Diana, born on the day of the 1981 Royal Wedding, never doubted that one day she would find her prince. Newly engaged, and with daddy’s credit card in her grasp, she’s in full Bridezilla mode.

Against the backdrop of the other couple getting married in April 2011, both women prepare for the most important day of their lives. But will each bride get her perfect day? Or will it all become a right royal fiasco?

Kate is getting married. No, not THAT Kate, I’m talking about Kate Williamson.  At 39 our Kate was beginning to think that her ‘prince’ had forgotten to turn up for their ‘happy ever after’, but then she meets loyal, dependable Ian, who proposes to her at the top of the Eiffel Tower. Kate is thrilled, though pretty soon she’s finding that her family are organising a far bigger wedding than she had planned, and Ian isn’t exactly being the supportive fiancé that she’d imagined. Ian’s seeming indifference to anything to do with the wedding, combined with Kate changing job and her mum’s illness, mean that Kate begins to wonder whether getting married is really worth all the hassle.

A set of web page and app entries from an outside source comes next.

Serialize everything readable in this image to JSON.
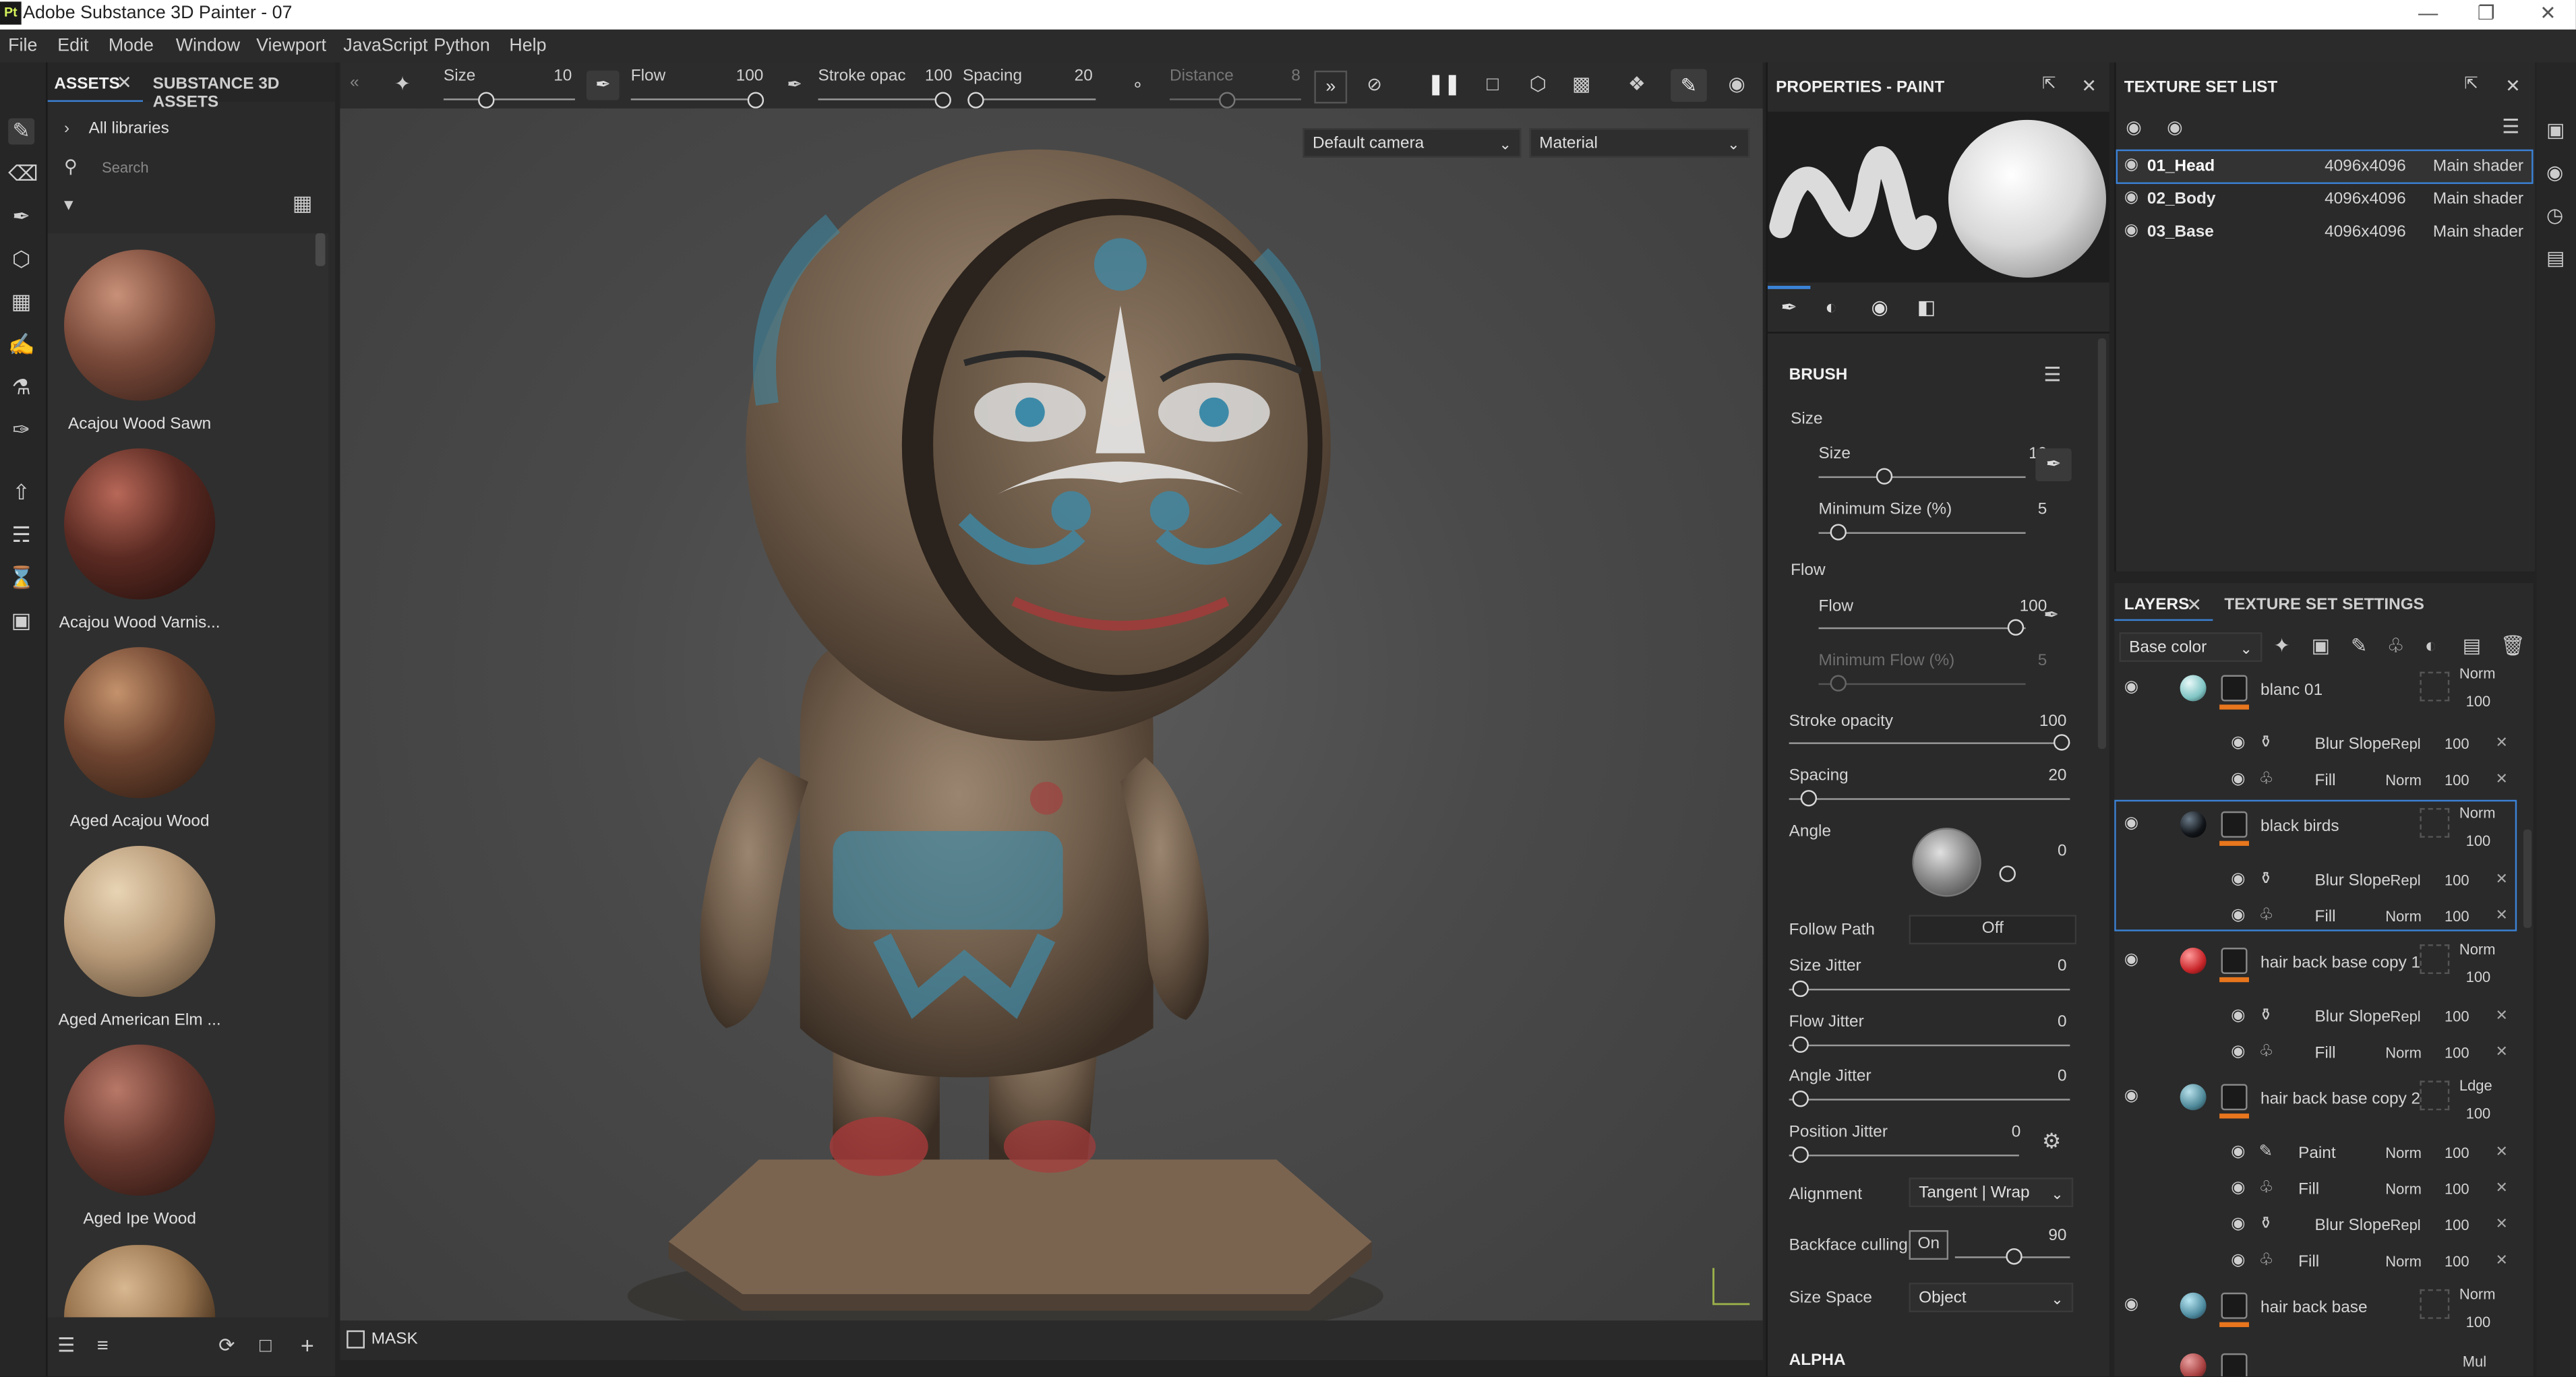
{
  "window": {
    "title": "Adobe Substance 3D Painter - 07",
    "logo": "Pt"
  },
  "menu": [
    "File",
    "Edit",
    "Mode",
    "Window",
    "Viewport",
    "JavaScript",
    "Python",
    "Help"
  ],
  "assets": {
    "tab_assets": "ASSETS",
    "tab_substance": "SUBSTANCE 3D ASSETS",
    "breadcrumb": "All libraries",
    "search_placeholder": "Search",
    "items": [
      {
        "label": "Acajou Wood Sawn",
        "color": "#7a4a3a"
      },
      {
        "label": "Acajou Wood Varnis...",
        "color": "#5a2a22"
      },
      {
        "label": "Aged Acajou Wood",
        "color": "#6e4430"
      },
      {
        "label": "Aged American Elm ...",
        "color": "#b89a78"
      },
      {
        "label": "Aged Ipe Wood",
        "color": "#6a3a30"
      }
    ]
  },
  "toolbar": {
    "size_label": "Size",
    "size_value": "10",
    "flow_label": "Flow",
    "flow_value": "100",
    "stroke_label": "Stroke opac",
    "stroke_value": "100",
    "spacing_label": "Spacing",
    "spacing_value": "20",
    "distance_label": "Distance",
    "distance_value": "8"
  },
  "viewport": {
    "camera": "Default camera",
    "mode": "Material",
    "mask_label": "MASK"
  },
  "properties": {
    "title": "PROPERTIES - PAINT",
    "brush_title": "BRUSH",
    "size_group": "Size",
    "size_label": "Size",
    "size_value": "10",
    "min_size_label": "Minimum Size (%)",
    "min_size_value": "5",
    "flow_group": "Flow",
    "flow_label": "Flow",
    "flow_value": "100",
    "min_flow_label": "Minimum Flow (%)",
    "min_flow_value": "5",
    "stroke_label": "Stroke opacity",
    "stroke_value": "100",
    "spacing_label": "Spacing",
    "spacing_value": "20",
    "angle_label": "Angle",
    "angle_value": "0",
    "follow_path_label": "Follow Path",
    "follow_path_value": "Off",
    "size_jitter_label": "Size Jitter",
    "size_jitter_value": "0",
    "flow_jitter_label": "Flow Jitter",
    "flow_jitter_value": "0",
    "angle_jitter_label": "Angle Jitter",
    "angle_jitter_value": "0",
    "position_jitter_label": "Position Jitter",
    "position_jitter_value": "0",
    "alignment_label": "Alignment",
    "alignment_value": "Tangent | Wrap",
    "backface_label": "Backface culling",
    "backface_toggle": "On",
    "backface_value": "90",
    "size_space_label": "Size Space",
    "size_space_value": "Object",
    "alpha_title": "ALPHA"
  },
  "texture_sets": {
    "title": "TEXTURE SET LIST",
    "items": [
      {
        "name": "01_Head",
        "res": "4096x4096",
        "shader": "Main shader"
      },
      {
        "name": "02_Body",
        "res": "4096x4096",
        "shader": "Main shader"
      },
      {
        "name": "03_Base",
        "res": "4096x4096",
        "shader": "Main shader"
      }
    ]
  },
  "layers": {
    "tab_layers": "LAYERS",
    "tab_tss": "TEXTURE SET SETTINGS",
    "channel": "Base color",
    "groups": [
      {
        "name": "blanc 01",
        "blend": "Norm",
        "opacity": "100",
        "color": "#7fc4c4",
        "effects": [
          {
            "name": "Blur Slope",
            "blend": "Repl",
            "opacity": "100",
            "icon": "filter-icon"
          },
          {
            "name": "Fill",
            "blend": "Norm",
            "opacity": "100",
            "icon": "fill-icon"
          }
        ]
      },
      {
        "name": "black birds",
        "blend": "Norm",
        "opacity": "100",
        "color": "#111418",
        "effects": [
          {
            "name": "Blur Slope",
            "blend": "Repl",
            "opacity": "100",
            "icon": "filter-icon"
          },
          {
            "name": "Fill",
            "blend": "Norm",
            "opacity": "100",
            "icon": "fill-icon"
          }
        ]
      },
      {
        "name": "hair back base copy 1",
        "blend": "Norm",
        "opacity": "100",
        "color": "#c8262a",
        "effects": [
          {
            "name": "Blur Slope",
            "blend": "Repl",
            "opacity": "100",
            "icon": "filter-icon"
          },
          {
            "name": "Fill",
            "blend": "Norm",
            "opacity": "100",
            "icon": "fill-icon"
          }
        ]
      },
      {
        "name": "hair back base copy 2",
        "blend": "Ldge",
        "opacity": "100",
        "color": "#4f8a9a",
        "effects": [
          {
            "name": "Paint",
            "blend": "Norm",
            "opacity": "100",
            "icon": "brush-icon"
          },
          {
            "name": "Fill",
            "blend": "Norm",
            "opacity": "100",
            "icon": "fill-icon"
          },
          {
            "name": "Blur Slope",
            "blend": "Repl",
            "opacity": "100",
            "icon": "filter-icon"
          },
          {
            "name": "Fill",
            "blend": "Norm",
            "opacity": "100",
            "icon": "fill-icon"
          }
        ]
      },
      {
        "name": "hair back base",
        "blend": "Norm",
        "opacity": "100",
        "color": "#4f8ca0",
        "effects": []
      }
    ],
    "last_blend": "Mul"
  }
}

Buying her dress from the same bridal shop as Kate is Diana, who, we learn, was born during the 1981 Royal Wedding. Diana is proposed to after she issues her boyfriend Ben with an ultimatum – we get married or we’re over. She’s determined that everything should be princess perfect on her big day, but will Diana’s quest for wedding flawlessness push Ben away for good? Just how many Titantic themed photos will he pose for before he begins to seriously reconsider his relationship?

An interesting sub-plot is provided by the story of Melanie, who got married on the same day as Prince Charles and Diana and who runs the bridal shop which Kate and Diana both buy their gowns from.

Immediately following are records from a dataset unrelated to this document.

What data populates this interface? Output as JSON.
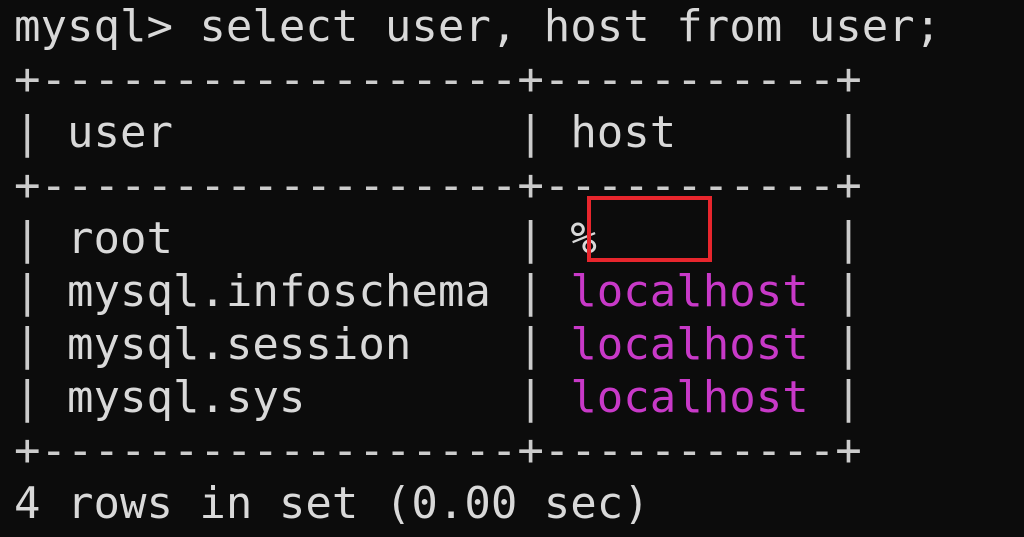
{
  "terminal": {
    "command_line": "mysql> select user, host from user;",
    "separator": "+------------------+-----------+",
    "header": {
      "user": "user",
      "host": "host"
    },
    "rows": [
      {
        "user": "root",
        "host": "%"
      },
      {
        "user": "mysql.infoschema",
        "host": "localhost"
      },
      {
        "user": "mysql.session",
        "host": "localhost"
      },
      {
        "user": "mysql.sys",
        "host": "localhost"
      }
    ],
    "result_summary": "4 rows in set (0.00 sec)",
    "colors": {
      "background": "#0c0c0c",
      "text": "#d9d9d9",
      "host_localhost": "#c839c8",
      "highlight_box": "#e8262d"
    }
  }
}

The forthcoming Royal marriage served as a brilliant and original backdrop, and didn’t overpower the story at all. I thought it was a very clever idea to tie such an iconic, contemporary event into the book and thought that it worked well, especially in the case of Diana’s story, as the Royal Wedding means so much to her and is the benchmark against which she measures her own nuptials.

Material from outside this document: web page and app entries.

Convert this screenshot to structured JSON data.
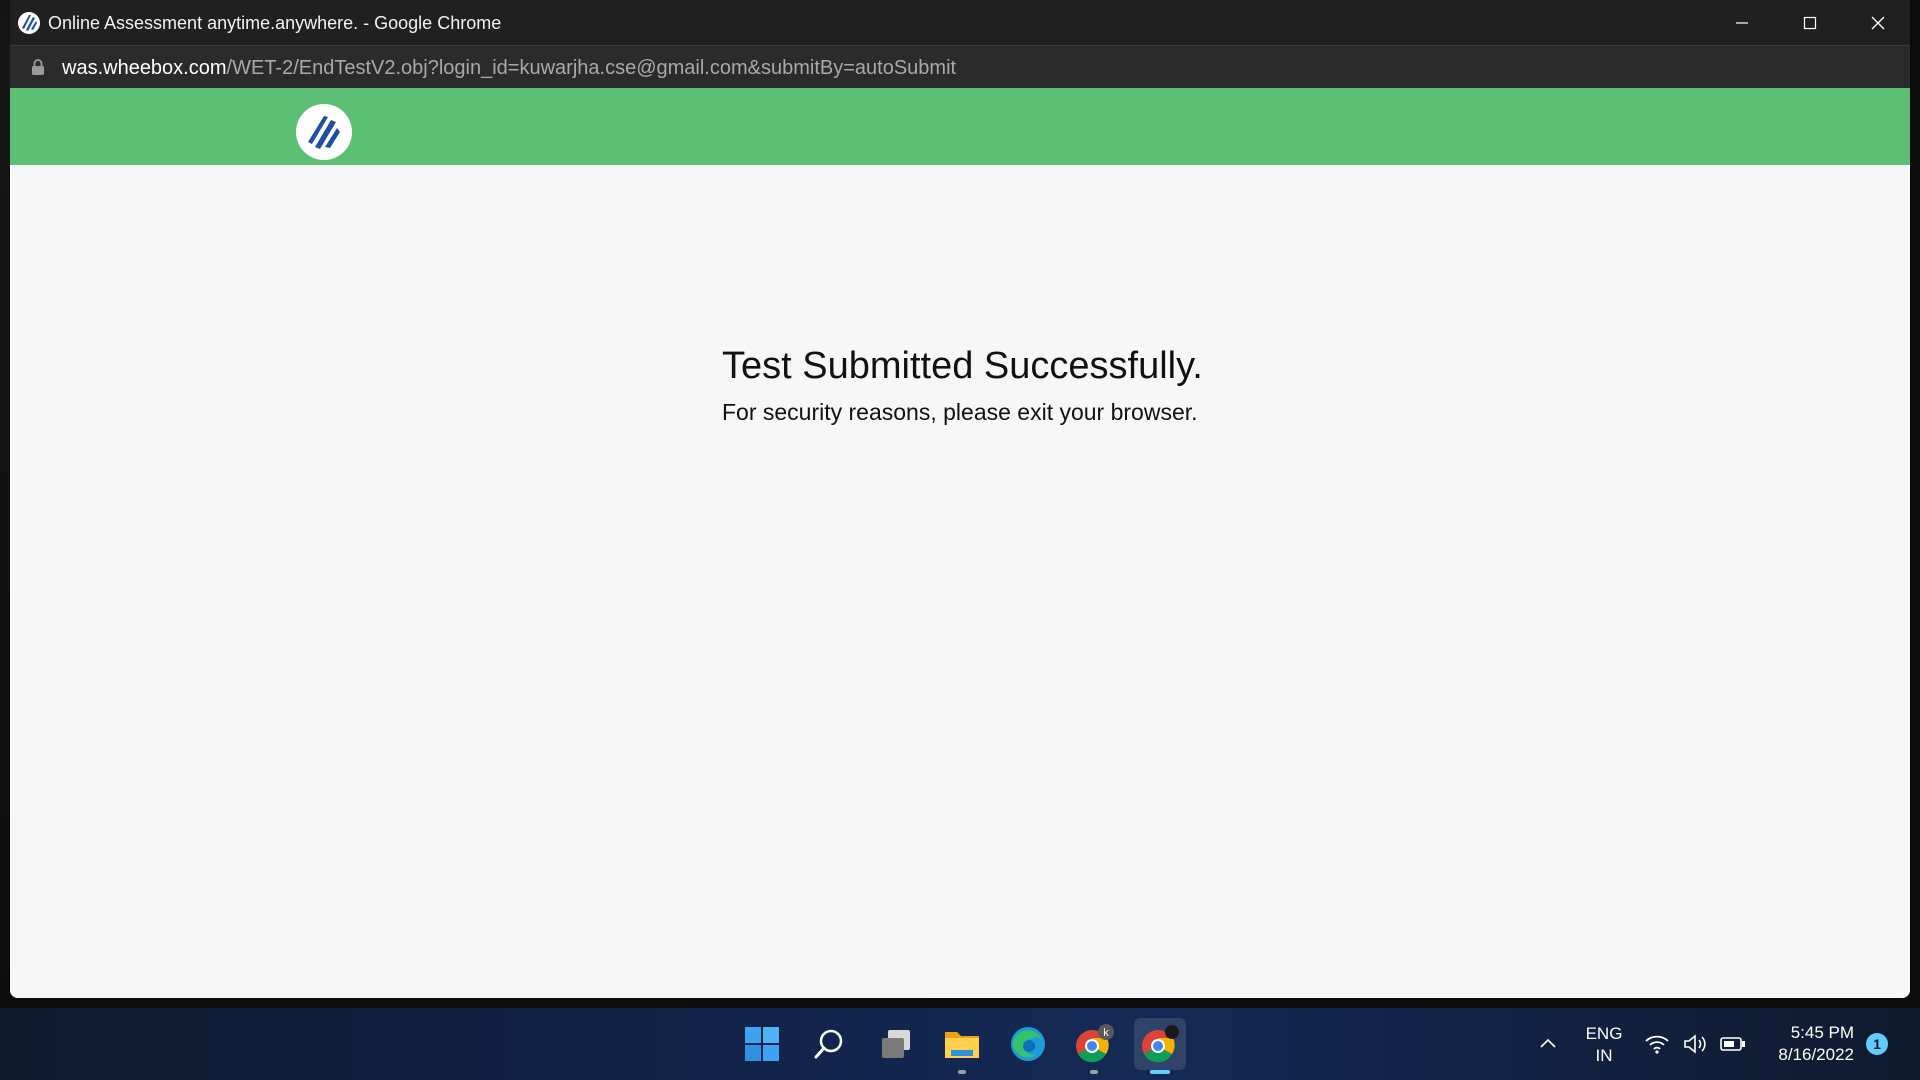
{
  "window": {
    "title": "Online Assessment anytime.anywhere. - Google Chrome"
  },
  "address_bar": {
    "domain": "was.wheebox.com",
    "path": "/WET-2/EndTestV2.obj?login_id=kuwarjha.cse@gmail.com&submitBy=autoSubmit"
  },
  "page": {
    "heading": "Test Submitted Successfully.",
    "message": "For security reasons, please exit your browser."
  },
  "taskbar": {
    "icons": [
      "start-icon",
      "search-icon",
      "task-view-icon",
      "file-explorer-icon",
      "edge-icon",
      "chrome-profile-icon",
      "chrome-icon"
    ],
    "chrome_profile_badge": "k",
    "language_line1": "ENG",
    "language_line2": "IN",
    "time": "5:45 PM",
    "date": "8/16/2022",
    "notification_count": "1"
  },
  "colors": {
    "header_green": "#5cbf74",
    "titlebar": "#202020",
    "accent": "#60cdff"
  }
}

The contrasts between the two brides were wonderful: Kate just wants a simple wedding, surrounded by her closest family and friends, whilst Diana has to be one of the finest ‘Bridezilla’ characters ever created: poor Ben is well and truly henpecked and Diana’s plans make those for Kate and Will’s wedding look positively understated. I particularly liked the scenes where they were having their engagement photographs taken

The only complaint that I could possibly have about this book would be that I wasn’t overly enamoured with either of the romantic leads: Ben was too much of a wimp for my liking and Ian was a bit useless when Kate’s mum is ill. However, this didn’t affect my enjoyment of the novel in the slightest as the female characters were so fantastic.

‘Kate’s Wedding’ is great, frivolous fun complete with tiaras, tantrums and runaway unicorns rampaging through a town centre. I doubt that even THAT Kate’s wedding on April 29th will be as entertaining.

4 stars